══ Study material
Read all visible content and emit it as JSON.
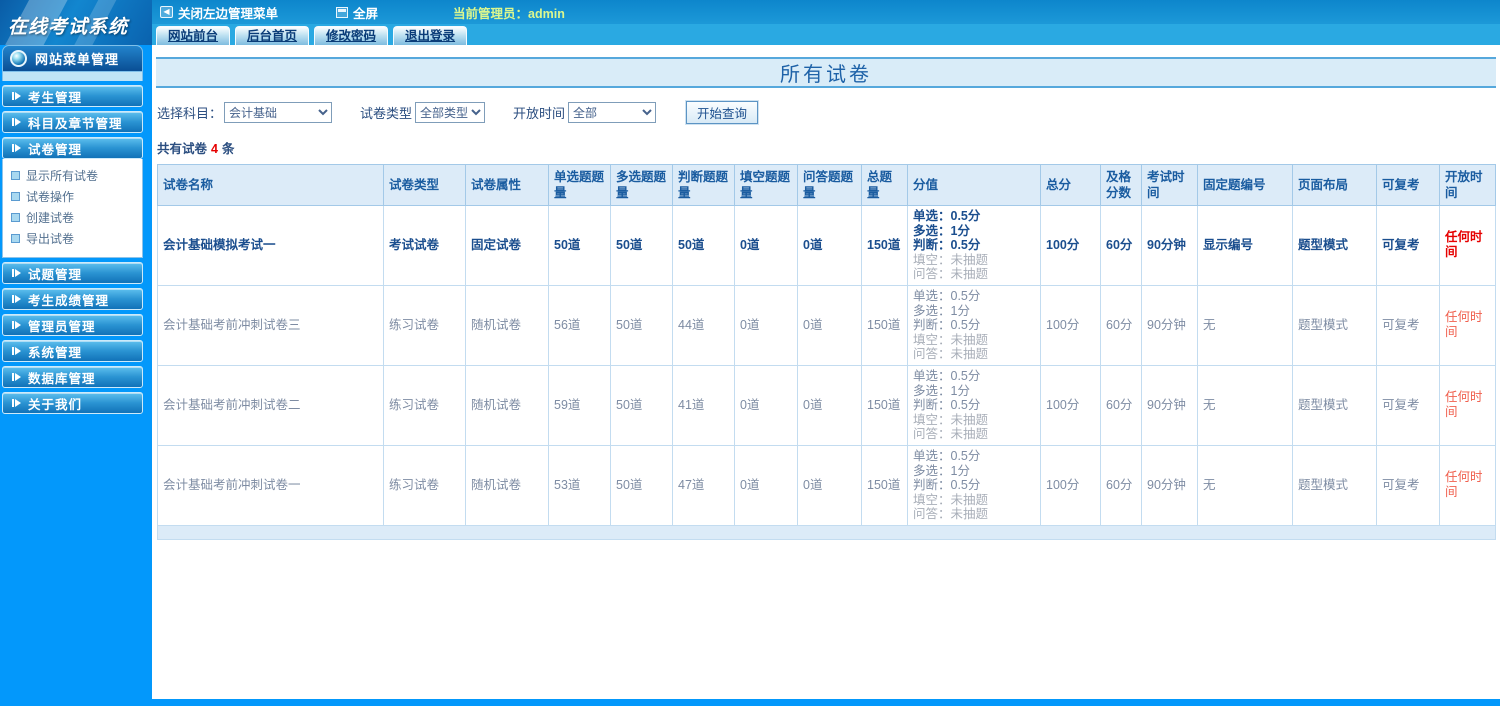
{
  "topbar": {
    "logo": "在线考试系统",
    "close_menu_label": "关闭左边管理菜单",
    "fullscreen_label": "全屏",
    "admin_label": "当前管理员：admin",
    "tabs": [
      "网站前台",
      "后台首页",
      "修改密码",
      "退出登录"
    ]
  },
  "sidebar": {
    "header": "网站菜单管理",
    "items": [
      "考生管理",
      "科目及章节管理",
      "试卷管理",
      "试题管理",
      "考生成绩管理",
      "管理员管理",
      "系统管理",
      "数据库管理",
      "关于我们"
    ],
    "submenu": [
      "显示所有试卷",
      "试卷操作",
      "创建试卷",
      "导出试卷"
    ]
  },
  "main": {
    "title": "所有试卷",
    "filters": {
      "subject_label": "选择科目：",
      "subject_value": "会计基础",
      "type_label": "试卷类型",
      "type_value": "全部类型",
      "open_label": "开放时间",
      "open_value": "全部",
      "query_button": "开始查询"
    },
    "count": {
      "prefix": "共有试卷",
      "value": "4",
      "suffix": "条"
    }
  },
  "table": {
    "columns": [
      "试卷名称",
      "试卷类型",
      "试卷属性",
      "单选题题量",
      "多选题题量",
      "判断题题量",
      "填空题题量",
      "问答题题量",
      "总题量",
      "分值",
      "总分",
      "及格分数",
      "考试时间",
      "固定题编号",
      "页面布局",
      "可复考",
      "开放时间"
    ],
    "rows": [
      {
        "name": "会计基础模拟考试一",
        "type": "考试试卷",
        "attr": "固定试卷",
        "single": "50道",
        "multi": "50道",
        "judge": "50道",
        "blank": "0道",
        "qa": "0道",
        "total": "150道",
        "scores": [
          "单选：0.5分",
          "多选：1分",
          "判断：0.5分",
          "填空：未抽题",
          "问答：未抽题"
        ],
        "total_score": "100分",
        "pass_score": "60分",
        "exam_time": "90分钟",
        "fixed_no": "显示编号",
        "layout": "题型模式",
        "retake": "可复考",
        "open_time": "任何时间"
      },
      {
        "name": "会计基础考前冲刺试卷三",
        "type": "练习试卷",
        "attr": "随机试卷",
        "single": "56道",
        "multi": "50道",
        "judge": "44道",
        "blank": "0道",
        "qa": "0道",
        "total": "150道",
        "scores": [
          "单选：0.5分",
          "多选：1分",
          "判断：0.5分",
          "填空：未抽题",
          "问答：未抽题"
        ],
        "total_score": "100分",
        "pass_score": "60分",
        "exam_time": "90分钟",
        "fixed_no": "无",
        "layout": "题型模式",
        "retake": "可复考",
        "open_time": "任何时间"
      },
      {
        "name": "会计基础考前冲刺试卷二",
        "type": "练习试卷",
        "attr": "随机试卷",
        "single": "59道",
        "multi": "50道",
        "judge": "41道",
        "blank": "0道",
        "qa": "0道",
        "total": "150道",
        "scores": [
          "单选：0.5分",
          "多选：1分",
          "判断：0.5分",
          "填空：未抽题",
          "问答：未抽题"
        ],
        "total_score": "100分",
        "pass_score": "60分",
        "exam_time": "90分钟",
        "fixed_no": "无",
        "layout": "题型模式",
        "retake": "可复考",
        "open_time": "任何时间"
      },
      {
        "name": "会计基础考前冲刺试卷一",
        "type": "练习试卷",
        "attr": "随机试卷",
        "single": "53道",
        "multi": "50道",
        "judge": "47道",
        "blank": "0道",
        "qa": "0道",
        "total": "150道",
        "scores": [
          "单选：0.5分",
          "多选：1分",
          "判断：0.5分",
          "填空：未抽题",
          "问答：未抽题"
        ],
        "total_score": "100分",
        "pass_score": "60分",
        "exam_time": "90分钟",
        "fixed_no": "无",
        "layout": "题型模式",
        "retake": "可复考",
        "open_time": "任何时间"
      }
    ]
  },
  "colors": {
    "sidebar_blue": "#0398fb",
    "header_gradient_top": "#0d86cc",
    "table_header_bg": "#dcebf8",
    "accent_navy": "#1a5ca0",
    "alert_red": "#e60000",
    "admin_text": "#dcf78e"
  }
}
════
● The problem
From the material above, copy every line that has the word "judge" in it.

● Output
        "judge": "50道",
        "judge": "44道",
        "judge": "41道",
        "judge": "47道",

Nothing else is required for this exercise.